SEATTLE, Wash. 一 On Nov. 16, the Port of Seattle and the Center for Biological Diversity reached a legal agreement resolving a Center lawsuit against the U.S. Army Corps of Engineers and the National Oceanic Atmospheric Association Fisheries that sought additional environmental considerations for a dredging project that could affect 73 resident orcas. This particular population of orcas is an endangered population that ranges from southeast Alaska to central California and lives part of the year in the Salish Sea. The lawsuit was filed against federal agencies, but the port, a local sponsor of the Seattle Harbor Navigation Improvement Project, intervened to ensure the completion of the project. The new includes funding for several environmental programs and habitat improvement. The port has committed to continuing its participation in the multi-party Quiet Sound Program, an effort to provide greater protection to the Southern Resident killer whale community from ship-induced noise and disturbance. The port will also expand the funding of shoreline restoration at Terminal 108 and conduct a monitoring study of acoustic impacts from dredging at a planned Terminal 18 maintenance dredging project.
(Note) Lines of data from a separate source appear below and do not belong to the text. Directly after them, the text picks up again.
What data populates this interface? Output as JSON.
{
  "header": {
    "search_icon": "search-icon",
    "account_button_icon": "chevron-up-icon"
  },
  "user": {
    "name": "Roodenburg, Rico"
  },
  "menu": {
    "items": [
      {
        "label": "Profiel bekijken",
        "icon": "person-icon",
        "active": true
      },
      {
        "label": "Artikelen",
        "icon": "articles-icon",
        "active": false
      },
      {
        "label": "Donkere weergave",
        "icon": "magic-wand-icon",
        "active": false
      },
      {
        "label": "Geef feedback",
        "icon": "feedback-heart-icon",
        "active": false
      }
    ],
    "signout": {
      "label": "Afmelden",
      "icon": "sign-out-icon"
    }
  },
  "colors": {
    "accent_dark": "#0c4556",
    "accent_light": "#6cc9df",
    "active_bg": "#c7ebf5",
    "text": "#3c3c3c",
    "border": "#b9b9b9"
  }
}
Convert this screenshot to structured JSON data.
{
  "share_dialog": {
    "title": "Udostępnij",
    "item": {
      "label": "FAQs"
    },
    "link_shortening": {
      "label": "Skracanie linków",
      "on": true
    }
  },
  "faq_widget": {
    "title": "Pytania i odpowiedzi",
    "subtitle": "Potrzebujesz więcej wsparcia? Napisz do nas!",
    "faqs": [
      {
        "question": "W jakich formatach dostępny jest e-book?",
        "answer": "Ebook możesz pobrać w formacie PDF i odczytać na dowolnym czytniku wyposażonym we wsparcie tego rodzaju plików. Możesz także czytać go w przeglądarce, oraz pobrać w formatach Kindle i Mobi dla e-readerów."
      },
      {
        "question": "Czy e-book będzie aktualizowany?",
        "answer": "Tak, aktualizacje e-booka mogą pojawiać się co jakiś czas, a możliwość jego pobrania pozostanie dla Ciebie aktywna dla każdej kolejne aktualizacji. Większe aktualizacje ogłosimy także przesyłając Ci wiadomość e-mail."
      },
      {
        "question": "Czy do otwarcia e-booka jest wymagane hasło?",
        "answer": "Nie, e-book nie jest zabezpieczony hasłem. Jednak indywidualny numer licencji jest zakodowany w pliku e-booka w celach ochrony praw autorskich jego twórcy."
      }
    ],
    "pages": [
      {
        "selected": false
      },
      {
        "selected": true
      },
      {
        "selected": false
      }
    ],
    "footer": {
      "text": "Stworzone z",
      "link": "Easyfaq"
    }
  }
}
The agreement is valued at approximately $640,000.
- Bizarre Facts- The Betta Fish Defined: Man-Made Living Art
- Fast Facts: Gray Whale Migration Has Landed in Baja